A young boy outside a damaged home near Spitak, Armenia. Image credit: Razmik Zackaryan
While it may seem counterintuitive, poor populations stand to lose more in the face of natural hazards like floods, earthquakes, and droughts relative to wealthier populations. This is because disasters rob households of not only their physical assets, but also their income levels, coping mechanisms, and ability to participate in the local economy.
A new study on regional disaster impacts in Europe and Central Asia – a region that suffers high levels of socioeconomic inequality alongside severe flood and earthquake risk – finds that while households in the poorest income group experience only $4 in asset losses every year, they suffer up to $226 in well-being losses. Households in the middle-income group, meanwhile, may lose about eight times more assets each year, but only experience well-being losses of about $61 – almost four times less than the well-being losses of the poorest income group.
This new regional study, Overlooked: Examining the Impact of Disasters and Climate Shocks on Poverty in Europe and Central Asia, looks beyond asset losses alone by quantifying the impact of disasters on the poorest income groups and understanding how disasters could exacerbate existing inequalities over the long term. This disaster risk assessment approach adds a new dimension to the conventional disaster risk assessment framework – which traditionally consists of hazard, exposure, and vulnerability – called socioeconomic resilience, or the ability of affected households to cope with and recover from disasters.
A key takeaway from the report is that the economic well-being of citizens is affected far more than what estimated costs of physical damages to buildings and public infrastructure suggest. This is because physical damages tend to affect poor people the most, who have more limited capacity than the average income group to cope with and recover from such losses. In all of the eight countries in Europe and Central Asia analyzed, the average socioeconomic resilience is below 50%, meaning that welfare impacts are twice as severe as what is suggested by direct damages.

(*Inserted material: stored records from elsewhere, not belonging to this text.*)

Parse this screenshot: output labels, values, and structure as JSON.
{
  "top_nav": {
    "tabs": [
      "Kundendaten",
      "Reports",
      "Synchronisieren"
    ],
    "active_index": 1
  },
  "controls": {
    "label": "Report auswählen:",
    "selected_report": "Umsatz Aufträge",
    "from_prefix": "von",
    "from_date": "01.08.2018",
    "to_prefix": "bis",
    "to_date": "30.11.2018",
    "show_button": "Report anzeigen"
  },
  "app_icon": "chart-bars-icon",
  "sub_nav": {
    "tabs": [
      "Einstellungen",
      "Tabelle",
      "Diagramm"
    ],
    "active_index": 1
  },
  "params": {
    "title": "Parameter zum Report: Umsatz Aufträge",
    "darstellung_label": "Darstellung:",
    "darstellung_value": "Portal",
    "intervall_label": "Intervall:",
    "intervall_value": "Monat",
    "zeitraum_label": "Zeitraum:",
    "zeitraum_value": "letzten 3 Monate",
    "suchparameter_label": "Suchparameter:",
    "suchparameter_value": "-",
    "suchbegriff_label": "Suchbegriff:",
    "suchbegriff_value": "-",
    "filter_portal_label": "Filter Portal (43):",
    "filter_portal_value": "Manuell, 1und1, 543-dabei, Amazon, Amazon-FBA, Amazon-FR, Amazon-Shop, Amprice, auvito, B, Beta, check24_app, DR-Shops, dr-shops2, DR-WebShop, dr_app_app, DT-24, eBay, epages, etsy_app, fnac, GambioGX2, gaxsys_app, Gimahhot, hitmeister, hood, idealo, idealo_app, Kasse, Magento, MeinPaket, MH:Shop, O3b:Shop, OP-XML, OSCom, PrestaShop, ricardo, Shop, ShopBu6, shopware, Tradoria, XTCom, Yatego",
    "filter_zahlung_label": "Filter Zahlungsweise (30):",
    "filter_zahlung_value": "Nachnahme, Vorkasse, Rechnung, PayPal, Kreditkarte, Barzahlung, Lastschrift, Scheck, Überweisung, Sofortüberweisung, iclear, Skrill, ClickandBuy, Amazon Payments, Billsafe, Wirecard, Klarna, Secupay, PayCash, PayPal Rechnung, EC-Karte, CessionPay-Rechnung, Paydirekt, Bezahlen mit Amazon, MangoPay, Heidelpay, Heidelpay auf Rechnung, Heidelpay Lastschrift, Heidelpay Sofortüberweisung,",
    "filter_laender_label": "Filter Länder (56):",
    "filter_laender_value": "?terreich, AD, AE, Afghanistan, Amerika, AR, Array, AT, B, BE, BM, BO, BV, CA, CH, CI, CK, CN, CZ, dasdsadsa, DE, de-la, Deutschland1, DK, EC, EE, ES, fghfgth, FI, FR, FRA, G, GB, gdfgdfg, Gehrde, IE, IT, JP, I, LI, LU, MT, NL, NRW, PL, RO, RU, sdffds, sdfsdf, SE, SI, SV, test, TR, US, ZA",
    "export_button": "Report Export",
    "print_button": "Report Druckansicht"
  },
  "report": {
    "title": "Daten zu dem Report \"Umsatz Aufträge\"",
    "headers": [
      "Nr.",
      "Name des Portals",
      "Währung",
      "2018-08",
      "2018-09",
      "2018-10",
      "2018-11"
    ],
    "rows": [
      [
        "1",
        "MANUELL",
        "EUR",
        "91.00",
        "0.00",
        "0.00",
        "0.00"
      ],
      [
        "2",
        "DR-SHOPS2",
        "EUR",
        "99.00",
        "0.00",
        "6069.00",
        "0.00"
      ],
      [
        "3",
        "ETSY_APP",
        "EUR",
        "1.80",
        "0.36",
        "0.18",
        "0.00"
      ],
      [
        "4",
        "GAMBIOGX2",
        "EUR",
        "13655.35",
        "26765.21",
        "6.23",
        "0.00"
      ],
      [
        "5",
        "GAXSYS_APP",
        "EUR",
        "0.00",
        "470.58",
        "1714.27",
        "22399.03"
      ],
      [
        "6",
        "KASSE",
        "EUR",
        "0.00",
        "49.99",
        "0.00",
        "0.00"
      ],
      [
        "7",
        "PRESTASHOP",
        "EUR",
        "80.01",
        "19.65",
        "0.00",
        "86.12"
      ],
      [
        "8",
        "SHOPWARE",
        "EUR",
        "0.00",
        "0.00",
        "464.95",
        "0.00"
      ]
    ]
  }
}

The study also shows that the recovery and reconstruction process depends not only on the extent of physical damages induced by disasters but also on the economic structure of each country and the level of socioeconomic resilience of the affected population.
For example, while most damages from a significant earthquake in the West Marmara region (Turkey) is likely to be addressed in less than 3 years, it could take more than 10 years in the region of Kukes (Albania) to recover from the same earthquake event. The report also found that a 200-year earthquake event could potentially push 14 to 19% of local populations into poverty in the cities of Yerevan (Armenia), Tbilisi (Georgia), and Bucharest (Romania).
Fortunately, the international community is learning how to better quantify often-overlooked impacts like these. Similar to traditional risk assessments, socioeconomic resilience can be quantified using a variety of spatial resolutions, ranging from household to national averages. This type of risk assessment methodology has been applied in several countries to help disaster risk management strategies better incorporate the lived experience of vulnerable communities into strategies to recover from shocks.
Importantly, this methodology also generates empirical evidence to identify priority income groups as well as at-risk sub-national areas that are significantly vulnerable to disasters. Informed by a more socially inclusive accounting of disaster costs, a socioeconomic resilience lens can provide new justifications to invest in disaster risk reduction and guide the creation of new tools and policies like inclusive financial services, broad social protection, and targeted post-disaster support to vulnerable households.
This analysis, funded by the Global Facility for Disaster Reduction and Recovery, shows that traditional assessment of disasters – as well as the corresponding designs of disaster response and recovery programs – must consider the hidden, compounding impacts on poor populations in order to build genuine resilience for all.